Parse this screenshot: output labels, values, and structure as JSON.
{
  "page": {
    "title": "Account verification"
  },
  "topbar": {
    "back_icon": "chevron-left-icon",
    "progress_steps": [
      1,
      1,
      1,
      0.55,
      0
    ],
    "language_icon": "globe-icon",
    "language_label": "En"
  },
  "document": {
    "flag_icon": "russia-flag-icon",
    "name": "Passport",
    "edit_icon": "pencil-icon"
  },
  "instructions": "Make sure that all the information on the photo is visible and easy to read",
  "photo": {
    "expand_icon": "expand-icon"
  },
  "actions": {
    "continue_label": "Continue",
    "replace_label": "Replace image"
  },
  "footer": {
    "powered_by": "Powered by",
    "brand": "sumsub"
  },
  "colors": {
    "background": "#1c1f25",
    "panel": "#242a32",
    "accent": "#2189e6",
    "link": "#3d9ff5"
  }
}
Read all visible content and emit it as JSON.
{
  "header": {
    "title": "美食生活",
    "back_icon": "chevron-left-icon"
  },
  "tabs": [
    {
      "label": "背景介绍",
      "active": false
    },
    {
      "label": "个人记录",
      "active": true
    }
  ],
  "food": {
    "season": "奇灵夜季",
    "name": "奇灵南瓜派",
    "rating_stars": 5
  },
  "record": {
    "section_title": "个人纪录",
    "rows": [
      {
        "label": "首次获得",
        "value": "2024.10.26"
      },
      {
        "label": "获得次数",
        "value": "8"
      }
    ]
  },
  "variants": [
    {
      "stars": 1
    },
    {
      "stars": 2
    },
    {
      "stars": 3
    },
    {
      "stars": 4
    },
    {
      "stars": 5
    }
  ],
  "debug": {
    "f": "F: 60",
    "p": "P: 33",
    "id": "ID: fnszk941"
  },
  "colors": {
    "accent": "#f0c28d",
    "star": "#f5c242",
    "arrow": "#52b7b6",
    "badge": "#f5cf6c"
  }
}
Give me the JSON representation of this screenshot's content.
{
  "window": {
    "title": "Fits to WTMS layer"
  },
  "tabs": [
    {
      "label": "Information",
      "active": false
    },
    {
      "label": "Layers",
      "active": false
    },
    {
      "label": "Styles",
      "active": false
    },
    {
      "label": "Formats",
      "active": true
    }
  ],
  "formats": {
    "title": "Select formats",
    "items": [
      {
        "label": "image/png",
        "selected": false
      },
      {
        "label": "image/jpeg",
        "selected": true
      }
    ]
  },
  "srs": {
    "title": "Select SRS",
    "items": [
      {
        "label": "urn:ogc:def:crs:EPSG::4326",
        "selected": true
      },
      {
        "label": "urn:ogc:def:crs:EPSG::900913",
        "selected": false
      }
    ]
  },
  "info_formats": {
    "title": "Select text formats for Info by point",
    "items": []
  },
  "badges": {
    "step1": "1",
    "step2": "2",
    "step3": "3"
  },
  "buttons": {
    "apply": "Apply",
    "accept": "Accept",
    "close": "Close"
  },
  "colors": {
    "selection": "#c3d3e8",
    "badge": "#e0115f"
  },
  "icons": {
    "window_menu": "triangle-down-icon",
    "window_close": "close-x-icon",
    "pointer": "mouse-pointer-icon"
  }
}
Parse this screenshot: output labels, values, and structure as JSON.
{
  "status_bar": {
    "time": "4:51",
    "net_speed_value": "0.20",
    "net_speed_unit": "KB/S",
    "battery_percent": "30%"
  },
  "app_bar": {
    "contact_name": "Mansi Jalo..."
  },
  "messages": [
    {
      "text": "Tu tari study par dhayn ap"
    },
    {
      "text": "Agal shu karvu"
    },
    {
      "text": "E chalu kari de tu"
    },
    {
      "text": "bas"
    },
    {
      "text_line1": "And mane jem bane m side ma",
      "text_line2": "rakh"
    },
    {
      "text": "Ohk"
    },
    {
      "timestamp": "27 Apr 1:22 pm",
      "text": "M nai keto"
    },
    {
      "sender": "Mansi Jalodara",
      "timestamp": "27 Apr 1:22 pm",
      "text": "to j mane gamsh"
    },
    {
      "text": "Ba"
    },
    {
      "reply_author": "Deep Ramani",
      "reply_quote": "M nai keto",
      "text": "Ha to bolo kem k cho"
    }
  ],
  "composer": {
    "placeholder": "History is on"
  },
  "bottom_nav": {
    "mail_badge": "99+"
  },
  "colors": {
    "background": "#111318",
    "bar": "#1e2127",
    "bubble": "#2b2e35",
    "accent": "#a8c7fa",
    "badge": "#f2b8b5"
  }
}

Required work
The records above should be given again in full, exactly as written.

The completed task
Parse this screenshot: output labels, values, and structure as JSON.
{
  "page": {
    "title": "Account verification"
  },
  "topbar": {
    "back_icon": "chevron-left-icon",
    "progress_steps": [
      1,
      1,
      1,
      0.55,
      0
    ],
    "language_icon": "globe-icon",
    "language_label": "En"
  },
  "document": {
    "flag_icon": "russia-flag-icon",
    "name": "Passport",
    "edit_icon": "pencil-icon"
  },
  "instructions": "Make sure that all the information on the photo is visible and easy to read",
  "photo": {
    "expand_icon": "expand-icon"
  },
  "actions": {
    "continue_label": "Continue",
    "replace_label": "Replace image"
  },
  "footer": {
    "powered_by": "Powered by",
    "brand": "sumsub"
  },
  "colors": {
    "background": "#1c1f25",
    "panel": "#242a32",
    "accent": "#2189e6",
    "link": "#3d9ff5"
  }
}
Read all visible content and emit it as JSON.
{
  "header": {
    "title": "美食生活",
    "back_icon": "chevron-left-icon"
  },
  "tabs": [
    {
      "label": "背景介绍",
      "active": false
    },
    {
      "label": "个人记录",
      "active": true
    }
  ],
  "food": {
    "season": "奇灵夜季",
    "name": "奇灵南瓜派",
    "rating_stars": 5
  },
  "record": {
    "section_title": "个人纪录",
    "rows": [
      {
        "label": "首次获得",
        "value": "2024.10.26"
      },
      {
        "label": "获得次数",
        "value": "8"
      }
    ]
  },
  "variants": [
    {
      "stars": 1
    },
    {
      "stars": 2
    },
    {
      "stars": 3
    },
    {
      "stars": 4
    },
    {
      "stars": 5
    }
  ],
  "debug": {
    "f": "F: 60",
    "p": "P: 33",
    "id": "ID: fnszk941"
  },
  "colors": {
    "accent": "#f0c28d",
    "star": "#f5c242",
    "arrow": "#52b7b6",
    "badge": "#f5cf6c"
  }
}
Give me the JSON representation of this screenshot's content.
{
  "window": {
    "title": "Fits to WTMS layer"
  },
  "tabs": [
    {
      "label": "Information",
      "active": false
    },
    {
      "label": "Layers",
      "active": false
    },
    {
      "label": "Styles",
      "active": false
    },
    {
      "label": "Formats",
      "active": true
    }
  ],
  "formats": {
    "title": "Select formats",
    "items": [
      {
        "label": "image/png",
        "selected": false
      },
      {
        "label": "image/jpeg",
        "selected": true
      }
    ]
  },
  "srs": {
    "title": "Select SRS",
    "items": [
      {
        "label": "urn:ogc:def:crs:EPSG::4326",
        "selected": true
      },
      {
        "label": "urn:ogc:def:crs:EPSG::900913",
        "selected": false
      }
    ]
  },
  "info_formats": {
    "title": "Select text formats for Info by point",
    "items": []
  },
  "badges": {
    "step1": "1",
    "step2": "2",
    "step3": "3"
  },
  "buttons": {
    "apply": "Apply",
    "accept": "Accept",
    "close": "Close"
  },
  "colors": {
    "selection": "#c3d3e8",
    "badge": "#e0115f"
  },
  "icons": {
    "window_menu": "triangle-down-icon",
    "window_close": "close-x-icon",
    "pointer": "mouse-pointer-icon"
  }
}
Parse this screenshot: output labels, values, and structure as JSON.
{
  "status_bar": {
    "time": "4:51",
    "net_speed_value": "0.20",
    "net_speed_unit": "KB/S",
    "battery_percent": "30%"
  },
  "app_bar": {
    "contact_name": "Mansi Jalo..."
  },
  "messages": [
    {
      "text": "Tu tari study par dhayn ap"
    },
    {
      "text": "Agal shu karvu"
    },
    {
      "text": "E chalu kari de tu"
    },
    {
      "text": "bas"
    },
    {
      "text_line1": "And mane jem bane m side ma",
      "text_line2": "rakh"
    },
    {
      "text": "Ohk"
    },
    {
      "timestamp": "27 Apr 1:22 pm",
      "text": "M nai keto"
    },
    {
      "sender": "Mansi Jalodara",
      "timestamp": "27 Apr 1:22 pm",
      "text": "to j mane gamsh"
    },
    {
      "text": "Ba"
    },
    {
      "reply_author": "Deep Ramani",
      "reply_quote": "M nai keto",
      "text": "Ha to bolo kem k cho"
    }
  ],
  "composer": {
    "placeholder": "History is on"
  },
  "bottom_nav": {
    "mail_badge": "99+"
  },
  "colors": {
    "background": "#111318",
    "bar": "#1e2127",
    "bubble": "#2b2e35",
    "accent": "#a8c7fa",
    "badge": "#f2b8b5"
  }
}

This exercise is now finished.